◆ **Task item**:
Which lines in the records below hold the word "Static"? Copy each of them.

** Opening Dataset extract block **

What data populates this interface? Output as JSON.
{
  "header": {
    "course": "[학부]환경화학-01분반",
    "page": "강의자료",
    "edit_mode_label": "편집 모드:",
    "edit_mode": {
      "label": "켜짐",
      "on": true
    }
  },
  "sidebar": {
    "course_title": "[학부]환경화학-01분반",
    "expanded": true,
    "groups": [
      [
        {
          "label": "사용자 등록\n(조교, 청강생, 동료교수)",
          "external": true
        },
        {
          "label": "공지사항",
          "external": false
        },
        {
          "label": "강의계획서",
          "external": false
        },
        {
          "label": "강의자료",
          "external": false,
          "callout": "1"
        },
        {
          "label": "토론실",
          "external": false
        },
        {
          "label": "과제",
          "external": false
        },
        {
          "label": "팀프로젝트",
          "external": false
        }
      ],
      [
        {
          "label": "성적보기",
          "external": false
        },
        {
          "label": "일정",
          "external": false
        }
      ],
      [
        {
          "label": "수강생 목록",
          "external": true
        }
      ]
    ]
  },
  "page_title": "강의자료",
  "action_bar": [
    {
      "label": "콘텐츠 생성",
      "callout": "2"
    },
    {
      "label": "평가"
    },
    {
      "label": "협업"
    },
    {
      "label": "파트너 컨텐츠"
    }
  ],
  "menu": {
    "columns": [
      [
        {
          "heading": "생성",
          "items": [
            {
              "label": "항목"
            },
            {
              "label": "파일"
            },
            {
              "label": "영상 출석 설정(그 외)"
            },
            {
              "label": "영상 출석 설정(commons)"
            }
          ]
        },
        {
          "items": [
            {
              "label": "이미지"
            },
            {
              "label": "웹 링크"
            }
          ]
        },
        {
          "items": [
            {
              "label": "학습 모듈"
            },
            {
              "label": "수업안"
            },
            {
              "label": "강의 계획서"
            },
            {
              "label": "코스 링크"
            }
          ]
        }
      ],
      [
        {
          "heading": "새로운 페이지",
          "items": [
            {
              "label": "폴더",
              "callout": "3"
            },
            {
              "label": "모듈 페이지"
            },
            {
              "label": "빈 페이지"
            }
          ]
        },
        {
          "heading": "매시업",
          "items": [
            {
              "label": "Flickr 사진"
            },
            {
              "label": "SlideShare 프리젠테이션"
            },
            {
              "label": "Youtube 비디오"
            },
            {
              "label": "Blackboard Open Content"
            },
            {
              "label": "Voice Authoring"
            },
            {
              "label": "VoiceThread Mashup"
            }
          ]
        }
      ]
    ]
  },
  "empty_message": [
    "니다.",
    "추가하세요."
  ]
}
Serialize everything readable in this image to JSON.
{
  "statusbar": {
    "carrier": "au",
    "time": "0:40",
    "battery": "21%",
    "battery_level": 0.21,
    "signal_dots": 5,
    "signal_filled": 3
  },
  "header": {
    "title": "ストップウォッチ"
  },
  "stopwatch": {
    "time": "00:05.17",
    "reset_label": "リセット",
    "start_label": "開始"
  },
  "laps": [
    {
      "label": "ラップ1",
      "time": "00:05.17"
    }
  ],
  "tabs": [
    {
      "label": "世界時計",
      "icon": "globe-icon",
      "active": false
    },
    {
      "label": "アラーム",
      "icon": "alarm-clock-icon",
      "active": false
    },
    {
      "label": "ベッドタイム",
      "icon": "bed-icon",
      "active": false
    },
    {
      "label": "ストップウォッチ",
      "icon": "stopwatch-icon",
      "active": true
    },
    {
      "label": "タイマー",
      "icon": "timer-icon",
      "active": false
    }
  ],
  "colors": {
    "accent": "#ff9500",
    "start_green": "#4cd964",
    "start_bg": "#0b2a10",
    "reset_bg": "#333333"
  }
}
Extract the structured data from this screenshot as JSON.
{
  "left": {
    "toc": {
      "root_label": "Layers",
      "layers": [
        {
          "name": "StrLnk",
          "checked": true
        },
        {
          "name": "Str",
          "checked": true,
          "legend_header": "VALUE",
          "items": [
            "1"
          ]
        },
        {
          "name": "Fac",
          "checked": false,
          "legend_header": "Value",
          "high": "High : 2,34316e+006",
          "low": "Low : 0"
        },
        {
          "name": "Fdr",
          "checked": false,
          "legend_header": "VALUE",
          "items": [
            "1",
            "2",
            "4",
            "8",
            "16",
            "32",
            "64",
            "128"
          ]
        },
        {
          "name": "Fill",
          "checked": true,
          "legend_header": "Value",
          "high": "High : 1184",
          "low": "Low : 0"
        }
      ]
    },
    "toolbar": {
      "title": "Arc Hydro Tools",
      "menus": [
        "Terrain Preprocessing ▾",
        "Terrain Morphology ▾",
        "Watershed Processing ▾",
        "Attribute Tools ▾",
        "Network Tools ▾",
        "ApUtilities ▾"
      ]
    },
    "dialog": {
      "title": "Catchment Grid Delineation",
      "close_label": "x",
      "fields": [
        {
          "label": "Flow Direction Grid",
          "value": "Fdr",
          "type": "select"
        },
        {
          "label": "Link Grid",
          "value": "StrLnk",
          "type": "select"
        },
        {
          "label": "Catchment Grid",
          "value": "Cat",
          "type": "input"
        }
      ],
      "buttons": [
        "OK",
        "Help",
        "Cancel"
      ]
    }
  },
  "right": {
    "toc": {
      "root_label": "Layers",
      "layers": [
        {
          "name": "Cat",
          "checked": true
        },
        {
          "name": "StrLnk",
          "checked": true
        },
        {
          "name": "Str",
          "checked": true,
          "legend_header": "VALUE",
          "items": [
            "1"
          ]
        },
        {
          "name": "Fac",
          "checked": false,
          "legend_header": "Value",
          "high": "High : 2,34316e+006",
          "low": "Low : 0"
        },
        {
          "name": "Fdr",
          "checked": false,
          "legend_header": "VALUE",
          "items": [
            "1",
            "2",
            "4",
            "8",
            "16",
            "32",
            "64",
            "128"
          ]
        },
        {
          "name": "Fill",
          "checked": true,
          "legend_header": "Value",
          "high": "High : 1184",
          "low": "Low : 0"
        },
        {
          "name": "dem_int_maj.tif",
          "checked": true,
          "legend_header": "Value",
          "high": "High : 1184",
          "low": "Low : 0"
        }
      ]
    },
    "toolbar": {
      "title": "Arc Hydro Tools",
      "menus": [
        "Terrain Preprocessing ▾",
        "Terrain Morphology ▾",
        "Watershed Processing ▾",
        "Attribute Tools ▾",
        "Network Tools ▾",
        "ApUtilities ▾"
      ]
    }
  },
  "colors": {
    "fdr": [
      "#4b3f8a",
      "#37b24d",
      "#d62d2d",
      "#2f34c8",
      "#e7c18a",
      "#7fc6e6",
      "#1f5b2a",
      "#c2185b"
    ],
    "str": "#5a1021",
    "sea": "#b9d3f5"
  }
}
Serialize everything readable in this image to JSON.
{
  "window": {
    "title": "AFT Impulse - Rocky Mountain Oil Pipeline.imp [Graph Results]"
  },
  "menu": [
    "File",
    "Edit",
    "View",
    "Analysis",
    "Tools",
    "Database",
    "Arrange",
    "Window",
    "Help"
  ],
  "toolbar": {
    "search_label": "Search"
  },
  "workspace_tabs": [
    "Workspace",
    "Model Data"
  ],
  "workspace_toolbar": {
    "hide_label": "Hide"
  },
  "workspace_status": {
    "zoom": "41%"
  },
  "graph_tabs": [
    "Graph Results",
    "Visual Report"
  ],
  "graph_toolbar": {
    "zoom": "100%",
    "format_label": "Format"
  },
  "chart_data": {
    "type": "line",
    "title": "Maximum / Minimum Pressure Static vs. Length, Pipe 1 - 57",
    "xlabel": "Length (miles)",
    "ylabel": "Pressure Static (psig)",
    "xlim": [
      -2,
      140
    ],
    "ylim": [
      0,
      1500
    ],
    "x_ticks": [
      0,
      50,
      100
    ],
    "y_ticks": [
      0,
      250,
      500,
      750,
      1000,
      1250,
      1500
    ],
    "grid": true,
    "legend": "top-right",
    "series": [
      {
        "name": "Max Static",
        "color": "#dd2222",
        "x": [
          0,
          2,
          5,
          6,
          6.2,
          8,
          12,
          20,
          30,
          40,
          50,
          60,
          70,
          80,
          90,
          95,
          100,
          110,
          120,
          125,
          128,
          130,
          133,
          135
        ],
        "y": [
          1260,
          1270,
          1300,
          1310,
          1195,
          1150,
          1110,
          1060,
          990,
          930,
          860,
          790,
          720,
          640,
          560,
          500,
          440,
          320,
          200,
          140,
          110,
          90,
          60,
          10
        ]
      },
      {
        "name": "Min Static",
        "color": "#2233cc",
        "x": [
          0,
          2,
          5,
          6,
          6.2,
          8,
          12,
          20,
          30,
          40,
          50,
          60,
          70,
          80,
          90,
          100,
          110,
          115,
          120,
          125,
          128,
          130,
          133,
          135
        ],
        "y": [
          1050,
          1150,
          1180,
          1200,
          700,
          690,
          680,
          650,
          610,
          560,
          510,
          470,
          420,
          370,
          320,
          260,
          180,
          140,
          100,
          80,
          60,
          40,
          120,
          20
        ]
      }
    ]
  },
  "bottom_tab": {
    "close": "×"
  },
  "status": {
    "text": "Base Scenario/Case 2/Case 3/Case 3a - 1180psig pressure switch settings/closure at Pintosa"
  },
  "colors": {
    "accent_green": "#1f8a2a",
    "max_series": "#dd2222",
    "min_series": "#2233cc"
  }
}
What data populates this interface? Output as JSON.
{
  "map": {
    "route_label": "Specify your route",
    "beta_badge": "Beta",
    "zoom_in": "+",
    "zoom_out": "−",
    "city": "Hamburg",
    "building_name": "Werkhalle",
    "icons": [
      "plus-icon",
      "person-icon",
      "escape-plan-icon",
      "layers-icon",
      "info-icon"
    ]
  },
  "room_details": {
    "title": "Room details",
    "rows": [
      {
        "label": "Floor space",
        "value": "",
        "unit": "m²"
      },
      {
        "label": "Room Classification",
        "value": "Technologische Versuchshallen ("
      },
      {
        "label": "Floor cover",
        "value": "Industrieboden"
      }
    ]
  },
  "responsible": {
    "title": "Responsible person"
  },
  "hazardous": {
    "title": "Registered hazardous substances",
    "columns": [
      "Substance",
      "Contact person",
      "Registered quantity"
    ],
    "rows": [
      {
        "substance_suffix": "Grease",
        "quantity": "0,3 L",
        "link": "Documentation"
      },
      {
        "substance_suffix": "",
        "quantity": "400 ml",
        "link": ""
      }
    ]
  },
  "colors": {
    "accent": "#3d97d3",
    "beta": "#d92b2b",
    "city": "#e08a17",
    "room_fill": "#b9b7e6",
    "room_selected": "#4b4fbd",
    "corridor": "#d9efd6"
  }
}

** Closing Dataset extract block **

◆ **Output for this task**:
    "title": "Maximum / Minimum Pressure Static vs. Length, Pipe 1 - 57",
    "ylabel": "Pressure Static (psig)",
        "name": "Max Static",
        "name": "Min Static",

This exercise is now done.